What to do: Among the entries that follow, some lines contain the word "Anime". Show all of them.

Source data:
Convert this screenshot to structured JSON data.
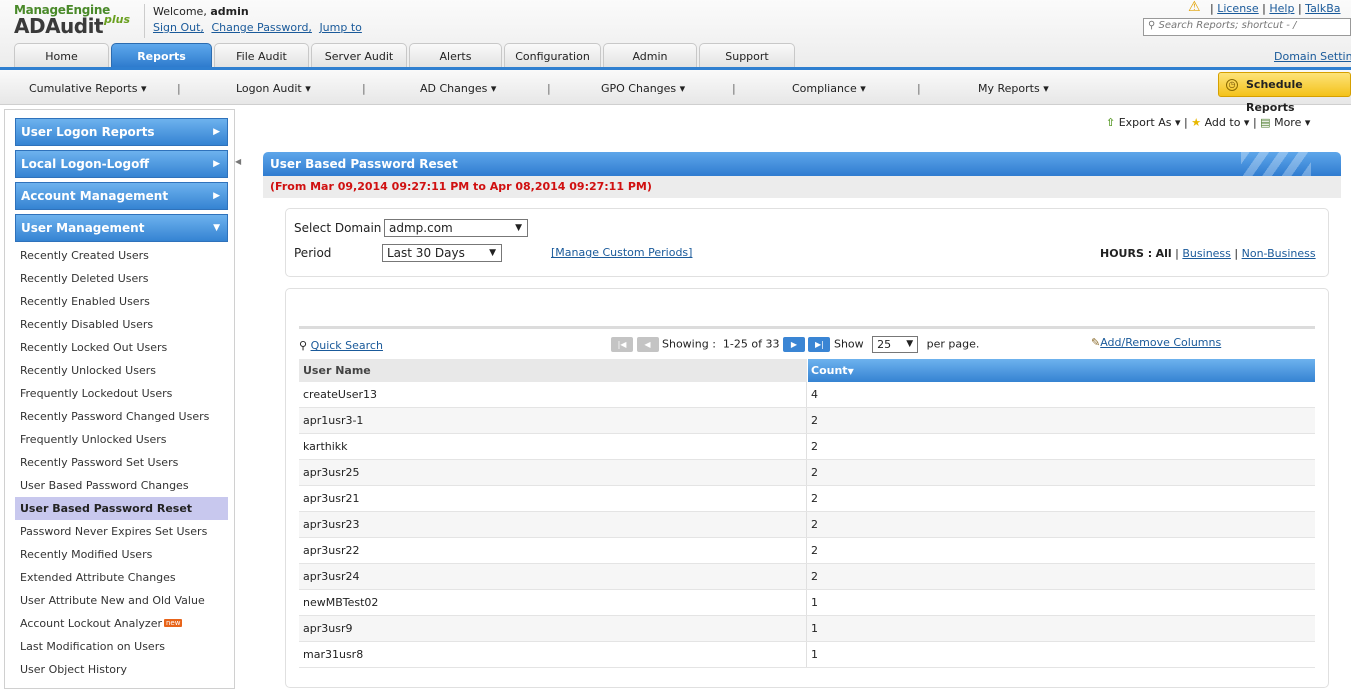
{
  "header": {
    "logo_brand": "ManageEngine",
    "logo_product": "ADAudit",
    "logo_plus": "plus",
    "welcome_prefix": "Welcome,",
    "welcome_user": "admin",
    "links": [
      "Sign Out,",
      "Change Password,",
      "Jump to"
    ],
    "right_links": [
      "License",
      "Help",
      "TalkBa"
    ],
    "search_placeholder": "Search Reports; shortcut - /",
    "domain_settings": "Domain Settin"
  },
  "tabs": [
    "Home",
    "Reports",
    "File Audit",
    "Server Audit",
    "Alerts",
    "Configuration",
    "Admin",
    "Support"
  ],
  "active_tab": "Reports",
  "subnav": [
    "Cumulative Reports",
    "Logon Audit",
    "AD Changes",
    "GPO Changes",
    "Compliance",
    "My Reports"
  ],
  "schedule_reports": "Schedule Reports",
  "sidebar": {
    "categories": [
      "User Logon Reports",
      "Local Logon-Logoff",
      "Account Management",
      "User Management"
    ],
    "items": [
      "Recently Created Users",
      "Recently Deleted Users",
      "Recently Enabled Users",
      "Recently Disabled Users",
      "Recently Locked Out Users",
      "Recently Unlocked Users",
      "Frequently Lockedout Users",
      "Recently Password Changed Users",
      "Frequently Unlocked Users",
      "Recently Password Set Users",
      "User Based Password Changes",
      "User Based Password Reset",
      "Password Never Expires Set Users",
      "Recently Modified Users",
      "Extended Attribute Changes",
      "User Attribute New and Old Value",
      "Account Lockout Analyzer",
      "Last Modification on Users",
      "User Object History"
    ],
    "selected_item": "User Based Password Reset",
    "new_badge": "new"
  },
  "toolbar": {
    "export": "Export As",
    "add_to": "Add to",
    "more": "More"
  },
  "report": {
    "title": "User Based Password Reset",
    "date_range": "(From Mar 09,2014 09:27:11 PM to Apr 08,2014 09:27:11 PM)",
    "select_domain_label": "Select Domain",
    "domain_value": "admp.com",
    "period_label": "Period",
    "period_value": "Last 30 Days",
    "manage_periods": "[Manage Custom Periods]",
    "hours_label": "HOURS :",
    "hours_all": "All",
    "hours_business": "Business",
    "hours_nonbusiness": "Non-Business"
  },
  "grid": {
    "quick_search": "Quick Search",
    "showing_label": "Showing :",
    "showing_range": "1-25 of 33",
    "show_label": "Show",
    "per_page_value": "25",
    "per_page_label": "per page.",
    "add_remove_columns": "Add/Remove Columns",
    "columns": [
      "User Name",
      "Count"
    ],
    "rows": [
      [
        "createUser13",
        "4"
      ],
      [
        "apr1usr3-1",
        "2"
      ],
      [
        "karthikk",
        "2"
      ],
      [
        "apr3usr25",
        "2"
      ],
      [
        "apr3usr21",
        "2"
      ],
      [
        "apr3usr23",
        "2"
      ],
      [
        "apr3usr22",
        "2"
      ],
      [
        "apr3usr24",
        "2"
      ],
      [
        "newMBTest02",
        "1"
      ],
      [
        "apr3usr9",
        "1"
      ],
      [
        "mar31usr8",
        "1"
      ]
    ]
  }
}
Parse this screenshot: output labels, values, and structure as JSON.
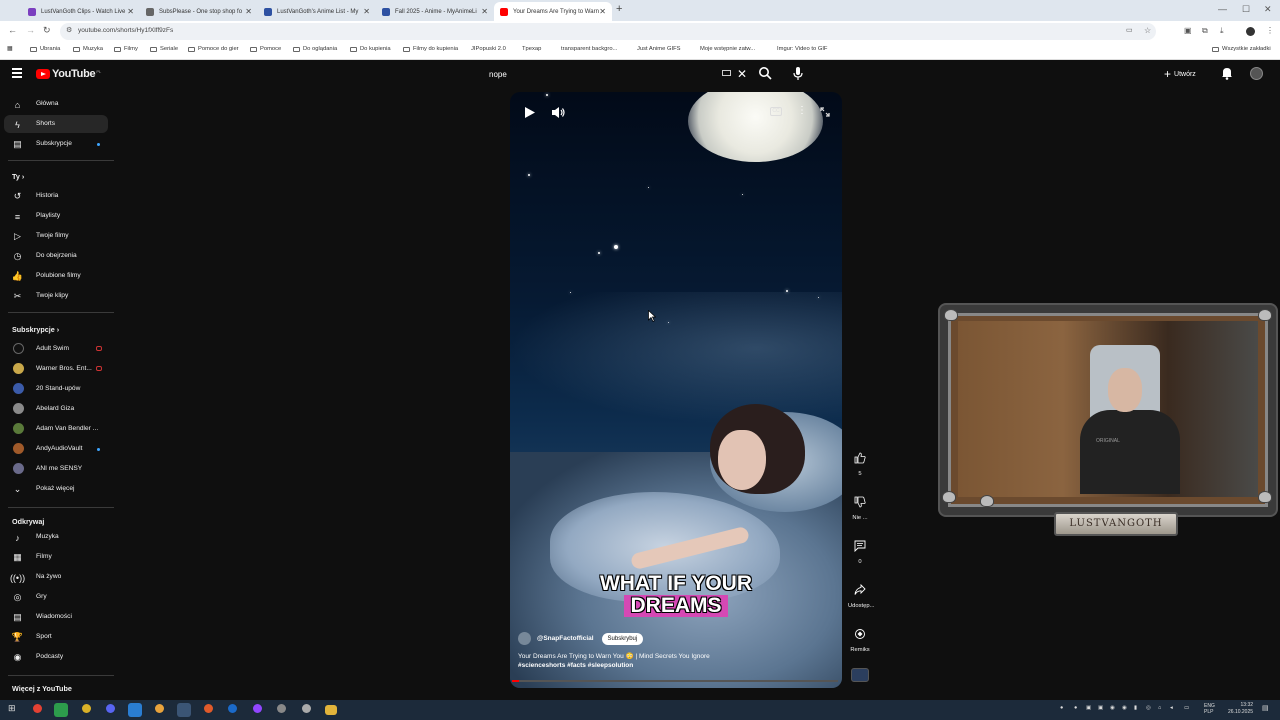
{
  "browser": {
    "tabs": [
      {
        "title": "LustVanGoth Clips - Watch Live",
        "color": "#7b3fbf"
      },
      {
        "title": "SubsPlease - One stop shop fo",
        "color": "#666666"
      },
      {
        "title": "LustVanGoth's Anime List - My",
        "color": "#2e51a2"
      },
      {
        "title": "Fall 2025 - Anime - MyAnimeLi",
        "color": "#2e51a2"
      },
      {
        "title": "Your Dreams Are Trying to Warn",
        "color": "#ff0000"
      }
    ],
    "url": "youtube.com/shorts/Hy1fXlff9zFs",
    "bookmarks": [
      "Ubrania",
      "Muzyka",
      "Filmy",
      "Seriale",
      "Pomoce do gier",
      "Pomoce",
      "Do oglądania",
      "Do kupienia",
      "Filmy do kupienia",
      "JIPopuski 2.0",
      "Tpexap",
      "transparent backgro...",
      "Just Anime GIFS",
      "Moje wstępnie zatw...",
      "Imgur: Video to GIF"
    ],
    "all_bookmarks": "Wszystkie zakładki"
  },
  "header": {
    "logo": "YouTube",
    "country": "PL",
    "search_value": "nope",
    "create_label": "Utwórz"
  },
  "sidebar": {
    "main": [
      {
        "label": "Główna",
        "icon": "home-icon"
      },
      {
        "label": "Shorts",
        "icon": "shorts-icon"
      },
      {
        "label": "Subskrypcje",
        "icon": "subscriptions-icon"
      }
    ],
    "you_header": "Ty",
    "you": [
      {
        "label": "Historia",
        "icon": "history-icon"
      },
      {
        "label": "Playlisty",
        "icon": "playlist-icon"
      },
      {
        "label": "Twoje filmy",
        "icon": "video-icon"
      },
      {
        "label": "Do obejrzenia",
        "icon": "watch-later-icon"
      },
      {
        "label": "Polubione filmy",
        "icon": "like-icon"
      },
      {
        "label": "Twoje klipy",
        "icon": "scissors-icon"
      }
    ],
    "subs_header": "Subskrypcje",
    "subs": [
      {
        "label": "Adult Swim",
        "color": "#111111"
      },
      {
        "label": "Warner Bros. Ent...",
        "color": "#c9a84a"
      },
      {
        "label": "20 Stand-upów",
        "color": "#3b5ba9"
      },
      {
        "label": "Abelard Giza",
        "color": "#8a8a8a"
      },
      {
        "label": "Adam Van Bendler ...",
        "color": "#5a7a3a"
      },
      {
        "label": "AndyAudioVault",
        "color": "#a05a2a"
      },
      {
        "label": "ANI me SENSY",
        "color": "#6a6a8a"
      }
    ],
    "show_more": "Pokaż więcej",
    "explore_header": "Odkrywaj",
    "explore": [
      {
        "label": "Muzyka",
        "icon": "music-icon"
      },
      {
        "label": "Filmy",
        "icon": "film-icon"
      },
      {
        "label": "Na żywo",
        "icon": "live-icon"
      },
      {
        "label": "Gry",
        "icon": "gamepad-icon"
      },
      {
        "label": "Wiadomości",
        "icon": "news-icon"
      },
      {
        "label": "Sport",
        "icon": "trophy-icon"
      },
      {
        "label": "Podcasty",
        "icon": "podcast-icon"
      }
    ],
    "more_header": "Więcej z YouTube"
  },
  "short": {
    "caption_line1": "WHAT IF YOUR",
    "caption_line2": "DREAMS",
    "channel": "@SnapFactofficial",
    "subscribe_label": "Subskrybuj",
    "title": "Your Dreams Are Trying to Warn You 😳 | Mind Secrets You Ignore",
    "hashtags": "#scienceshorts #facts #sleepsolution",
    "progress_fraction": 0.02,
    "cc_label": "CC"
  },
  "actions": {
    "likes": "5",
    "dislike_label": "Nie ...",
    "comments": "0",
    "share_label": "Udostęp...",
    "remix_label": "Remiks"
  },
  "webcam": {
    "nameplate": "LUSTVANGOTH",
    "shirt_text": "ORIGINAL"
  },
  "taskbar": {
    "lang": "ENG",
    "lang2": "PLP",
    "time": "13:32",
    "date": "26.10.2025"
  }
}
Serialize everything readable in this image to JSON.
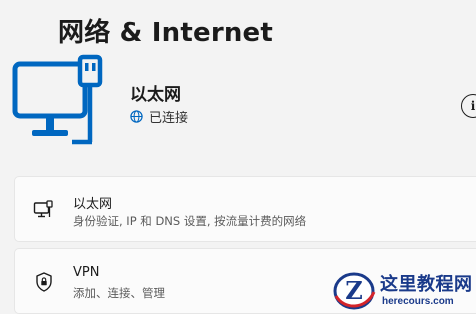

Answer space:
        "title": "LustVanGoth's Anime List - My",
        "title": "Fall 2025 - Anime - MyAnimeLi",
      "Just Anime GIFS",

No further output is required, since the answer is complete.